A humorously dark tale, director Kim Byung-june’s Ordinary People is an entertaining slice of ironic satire that pokes fun at the insane challenges of the everyday salaryman. Striking the tone just right during the first half, the film spirals into theatrical silliness in the second, subverting the intelligent mockery for obvious gags.
Aside from a rather oddly dramatic preface during the opening credits, Ordinary People begins in promising fashion as director Kim explores the insanity within the mundane tasks bestowed upon the middle-aged Korean office worker. Using central protagonist Jae-pil as a cypher, he piles on the absurd stresses such employees endure with an impressively dark and often subtle wit, balancing the tone well between realism and farce as Jae-pil is pushed to breaking point. The title perfectly reflects director Kim’s brand of humour – these characters and events are indeed ‘ordinary’ in the lives of many Koreans yet there is a comedic ridiculousness to it all that he works hard to emphasise.
However, just as with this year’s other darkly satirical film (and Jeonju Film Festival winner) Alice in Earnestland, Ordinary People takes an ill-advised turn at the halfway mark. Through a misunderstanding in an apparent murder case Jae-pil is considered a suspect, from which the events and characters all suddenly descend into farcical comedy the likes of which wouldn’t be out of place on a Korean ‘gag concert’ TV show. The dry and ironic humour of the first hour comes undone as the Jae-pil’s situation comes increasingly ludicrous and the acting evermore theatrical, culminating in the eye-rolling introduction of colourful chubby gangster trio the Bear Brothers. Director Kim is certainly aware as his protagonists recount how bizarre the events have become, yet it continues to escalate until the film reaches its overly long conclusion with trite melodrama.
While the introduction to the characters and their relationships are in need of tightening, both Jae-pil and his sister are great devices through which to explore the stresses of contemporary Koreans. Jae-pil is a likeable protagonist and one who the audience genuinely want to succeed despite his occasionally frustrating whiny impotence to his problems. His sister, however, is largely pushed to the margins of the story, a real missed opportunity as her role as an intelligent journalist who quit due to marriage could have provided further great ironic satire from a female perspective, as well as offered a fun counterpoint to Jae-pil’s misadventures.
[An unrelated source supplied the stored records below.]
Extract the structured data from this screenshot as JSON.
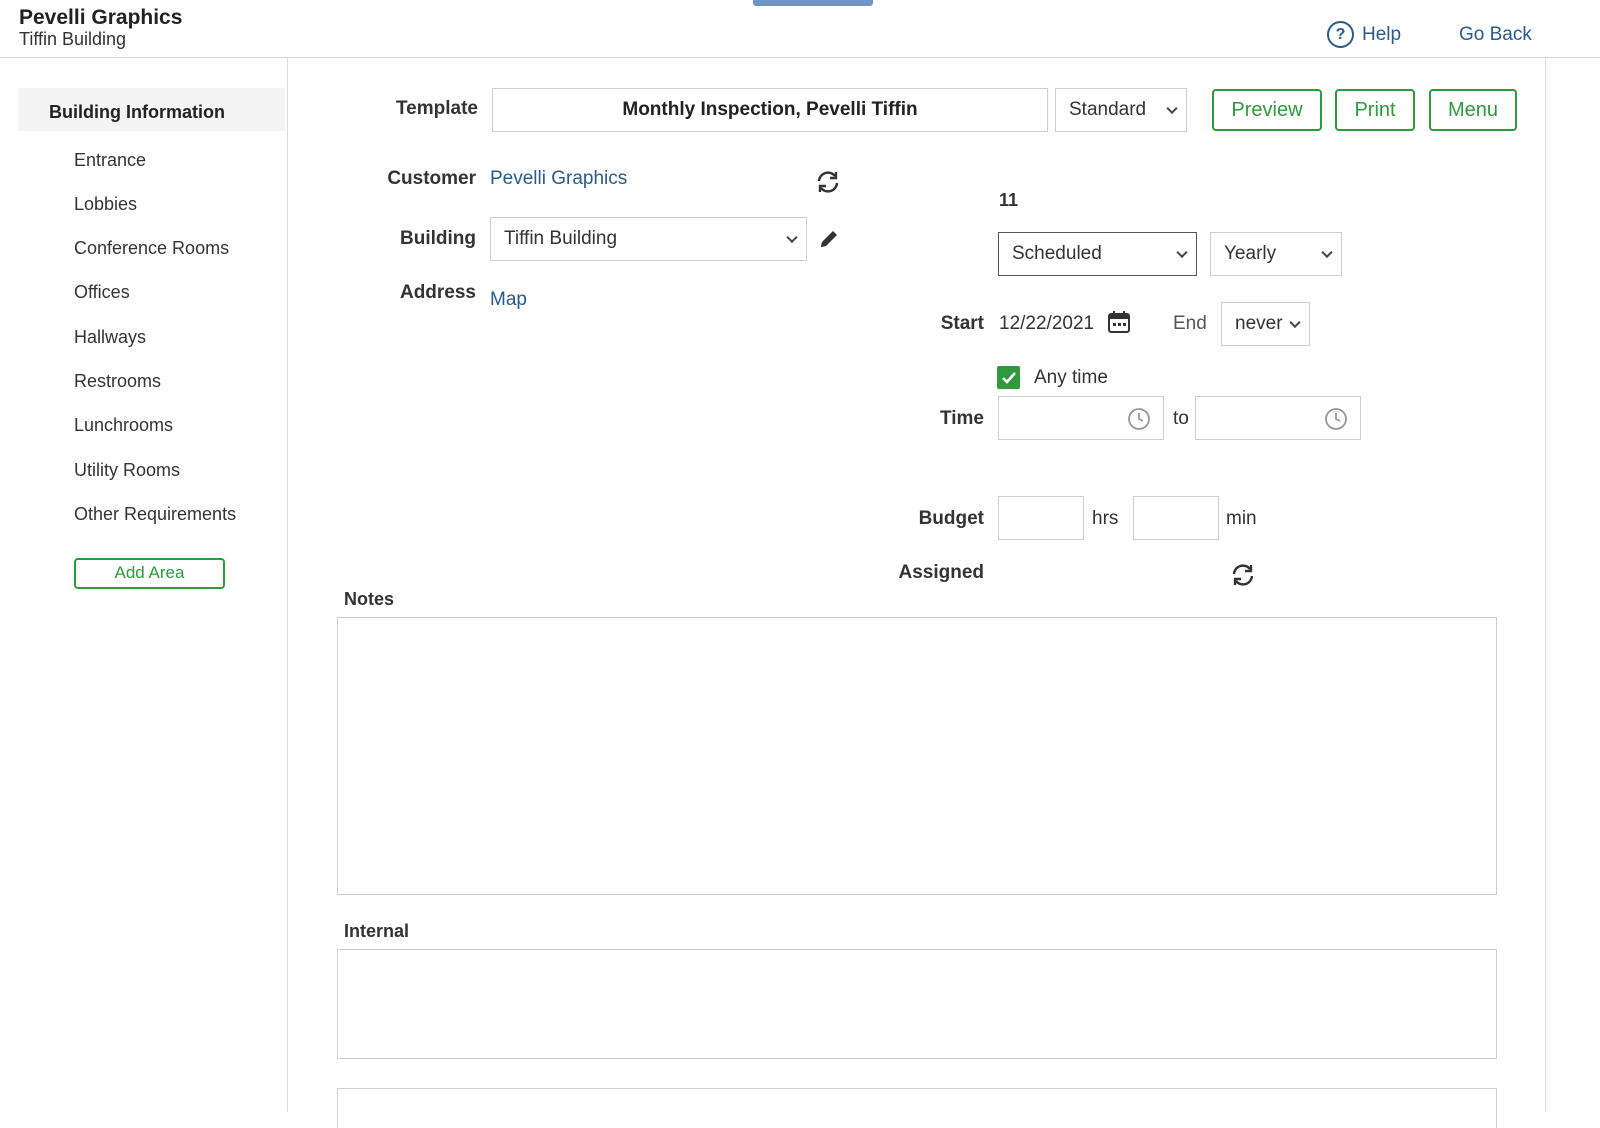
{
  "header": {
    "title": "Pevelli Graphics",
    "subtitle": "Tiffin Building",
    "help_label": "Help",
    "go_back_label": "Go Back"
  },
  "sidebar": {
    "header": "Building Information",
    "items": [
      {
        "label": "Entrance"
      },
      {
        "label": "Lobbies"
      },
      {
        "label": "Conference Rooms"
      },
      {
        "label": "Offices"
      },
      {
        "label": "Hallways"
      },
      {
        "label": "Restrooms"
      },
      {
        "label": "Lunchrooms"
      },
      {
        "label": "Utility Rooms"
      },
      {
        "label": "Other Requirements"
      }
    ],
    "add_area_label": "Add Area"
  },
  "form": {
    "template_label": "Template",
    "template_value": "Monthly Inspection, Pevelli Tiffin",
    "template_type": "Standard",
    "preview_label": "Preview",
    "print_label": "Print",
    "menu_label": "Menu",
    "customer_label": "Customer",
    "customer_value": "Pevelli Graphics",
    "building_label": "Building",
    "building_value": "Tiffin Building",
    "address_label": "Address",
    "map_label": "Map",
    "number_value": "11",
    "status_value": "Scheduled",
    "frequency_value": "Yearly",
    "start_label": "Start",
    "start_date": "12/22/2021",
    "end_label": "End",
    "end_value": "never",
    "any_time_label": "Any time",
    "any_time_checked": true,
    "time_label": "Time",
    "time_from": "",
    "time_to_label": "to",
    "time_to": "",
    "budget_label": "Budget",
    "budget_hrs": "",
    "hrs_label": "hrs",
    "budget_min": "",
    "min_label": "min",
    "assigned_label": "Assigned",
    "notes_label": "Notes",
    "notes_value": "",
    "internal_label": "Internal",
    "internal_value": ""
  },
  "colors": {
    "accent_green": "#2e9a3c",
    "link_blue": "#2a5a8c",
    "top_accent": "#6f95c4"
  }
}
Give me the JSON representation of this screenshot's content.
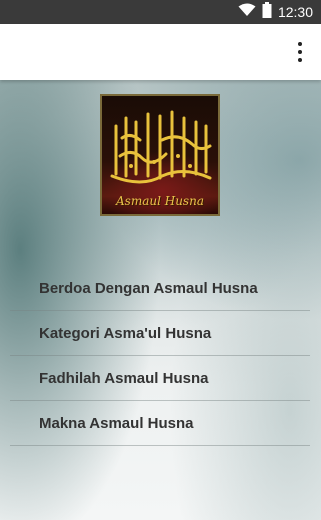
{
  "status_bar": {
    "time": "12:30",
    "icons": [
      "wifi-icon",
      "battery-icon"
    ],
    "background": "#3a3a3a"
  },
  "app_bar": {
    "menu_icon": "overflow-menu-icon"
  },
  "logo": {
    "caption": "Asmaul Husna",
    "accent": "#e8c24a"
  },
  "menu": {
    "items": [
      {
        "label": "Berdoa Dengan Asmaul Husna"
      },
      {
        "label": "Kategori Asma'ul Husna"
      },
      {
        "label": "Fadhilah Asmaul Husna"
      },
      {
        "label": "Makna Asmaul Husna"
      }
    ]
  }
}
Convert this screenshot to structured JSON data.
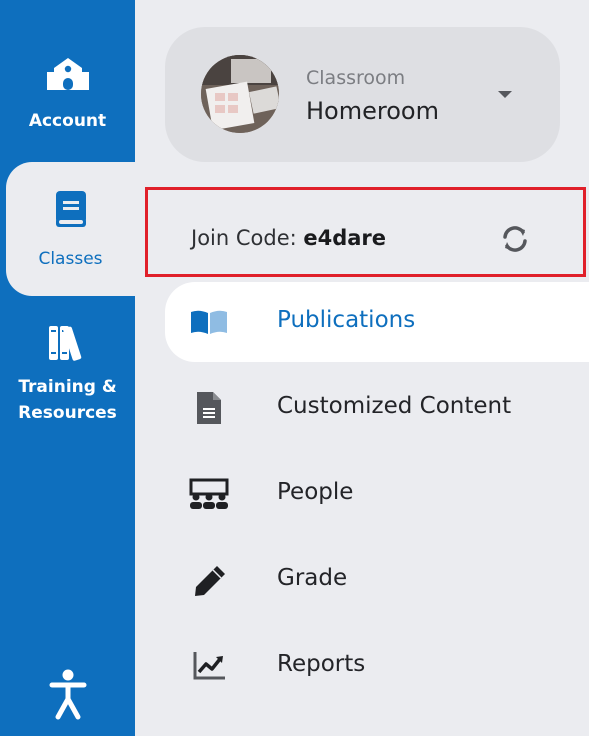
{
  "rail": {
    "account_label": "Account",
    "classes_label": "Classes",
    "training_label_line1": "Training &",
    "training_label_line2": "Resources",
    "icons": [
      "school-icon",
      "book-icon",
      "library-icon",
      "accessibility-icon"
    ]
  },
  "classroom": {
    "eyebrow": "Classroom",
    "name": "Homeroom"
  },
  "join": {
    "label": "Join Code: ",
    "code": "e4dare"
  },
  "nav": {
    "items": [
      {
        "label": "Publications",
        "icon": "open-book-icon",
        "active": true
      },
      {
        "label": "Customized Content",
        "icon": "document-icon",
        "active": false
      },
      {
        "label": "People",
        "icon": "people-icon",
        "active": false
      },
      {
        "label": "Grade",
        "icon": "pen-icon",
        "active": false
      },
      {
        "label": "Reports",
        "icon": "chart-icon",
        "active": false
      }
    ]
  },
  "colors": {
    "brand_blue": "#0e6fbe",
    "background": "#ebecf0",
    "highlight_border": "#e0202a"
  }
}
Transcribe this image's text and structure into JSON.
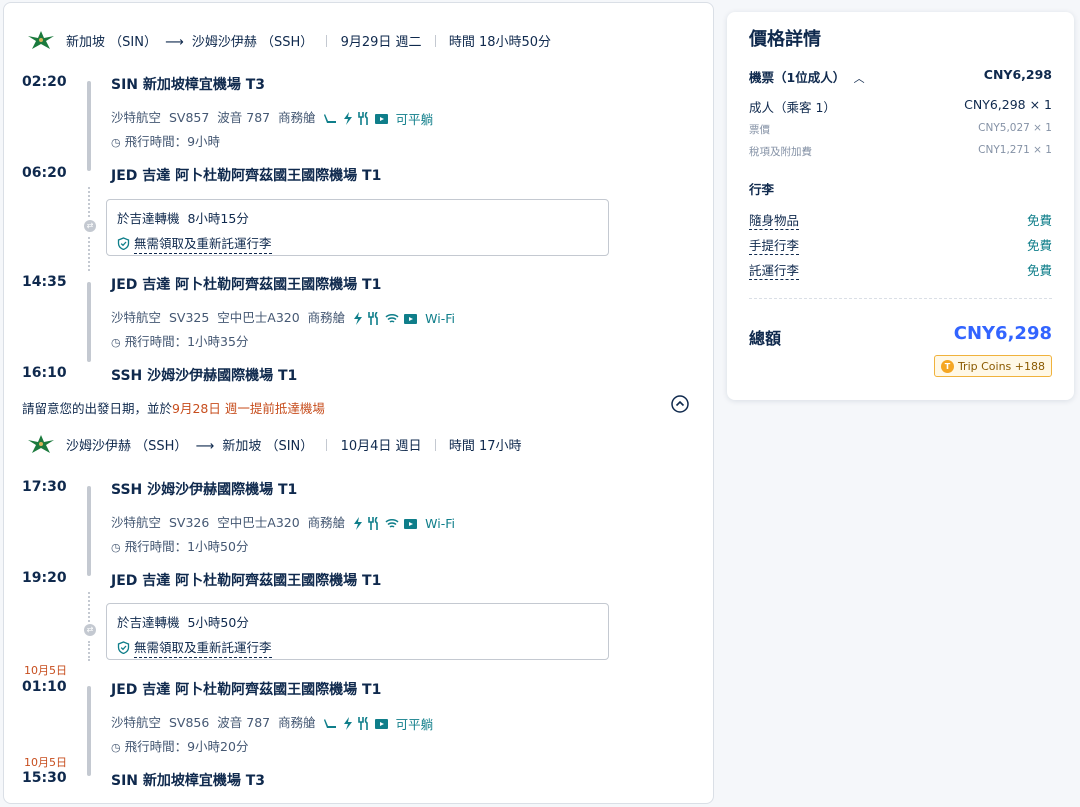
{
  "outbound": {
    "header": {
      "from": "新加坡 （SIN）",
      "to": "沙姆沙伊赫 （SSH）",
      "date": "9月29日 週二",
      "duration": "時間 18小時50分"
    },
    "seg1": {
      "dep_time": "02:20",
      "dep_airport": "SIN 新加坡樟宜機場 T3",
      "airline": "沙特航空",
      "flight": "SV857",
      "aircraft": "波音 787",
      "cabin": "商務艙",
      "amenity_text": "可平躺",
      "duration": "飛行時間：9小時",
      "arr_time": "06:20",
      "arr_airport": "JED 吉達 阿卜杜勒阿齊茲國王國際機場 T1"
    },
    "transfer": {
      "text": "於吉達轉機",
      "time": "8小時15分",
      "baggage": "無需領取及重新託運行李"
    },
    "seg2": {
      "dep_time": "14:35",
      "dep_airport": "JED 吉達 阿卜杜勒阿齊茲國王國際機場 T1",
      "airline": "沙特航空",
      "flight": "SV325",
      "aircraft": "空中巴士A320",
      "cabin": "商務艙",
      "amenity_text": "Wi-Fi",
      "duration": "飛行時間：1小時35分",
      "arr_time": "16:10",
      "arr_airport": "SSH 沙姆沙伊赫國際機場 T1"
    }
  },
  "notice": {
    "pre": "請留意您的出發日期，並於",
    "highlight": "9月28日 週一提前抵達機場"
  },
  "return": {
    "header": {
      "from": "沙姆沙伊赫 （SSH）",
      "to": "新加坡 （SIN）",
      "date": "10月4日 週日",
      "duration": "時間 17小時"
    },
    "seg1": {
      "dep_time": "17:30",
      "dep_airport": "SSH 沙姆沙伊赫國際機場 T1",
      "airline": "沙特航空",
      "flight": "SV326",
      "aircraft": "空中巴士A320",
      "cabin": "商務艙",
      "amenity_text": "Wi-Fi",
      "duration": "飛行時間：1小時50分",
      "arr_time": "19:20",
      "arr_airport": "JED 吉達 阿卜杜勒阿齊茲國王國際機場 T1"
    },
    "transfer": {
      "text": "於吉達轉機",
      "time": "5小時50分",
      "baggage": "無需領取及重新託運行李"
    },
    "seg2": {
      "dep_date": "10月5日",
      "dep_time": "01:10",
      "dep_airport": "JED 吉達 阿卜杜勒阿齊茲國王國際機場 T1",
      "airline": "沙特航空",
      "flight": "SV856",
      "aircraft": "波音 787",
      "cabin": "商務艙",
      "amenity_text": "可平躺",
      "duration": "飛行時間：9小時20分",
      "arr_date": "10月5日",
      "arr_time": "15:30",
      "arr_airport": "SIN 新加坡樟宜機場 T3"
    }
  },
  "price": {
    "title": "價格詳情",
    "ticket_label": "機票（1位成人）",
    "ticket_total": "CNY6,298",
    "adult_label": "成人（乘客 1）",
    "adult_value": "CNY6,298 × 1",
    "fare_label": "票價",
    "fare_value": "CNY5,027 × 1",
    "tax_label": "稅項及附加費",
    "tax_value": "CNY1,271 × 1",
    "baggage_title": "行李",
    "baggage": [
      {
        "label": "隨身物品",
        "value": "免費"
      },
      {
        "label": "手提行李",
        "value": "免費"
      },
      {
        "label": "託運行李",
        "value": "免費"
      }
    ],
    "total_label": "總額",
    "total_value": "CNY6,298",
    "coins": "Trip Coins +188"
  },
  "colors": {
    "accent_blue": "#3264ff",
    "teal": "#0f7e8a",
    "orange": "#c74e1e"
  }
}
Director Kim Byung-june’s Ordinary People begins in darkly satirical fashion through ironic jokes at an average salaryman’s expense, yet following such a promising opening the film missteps into absurd theatrical comedy at the halfway point before ending with trite melodrama. Yet the potential displayed in the first half means Kim’s future films are ones to watch out for.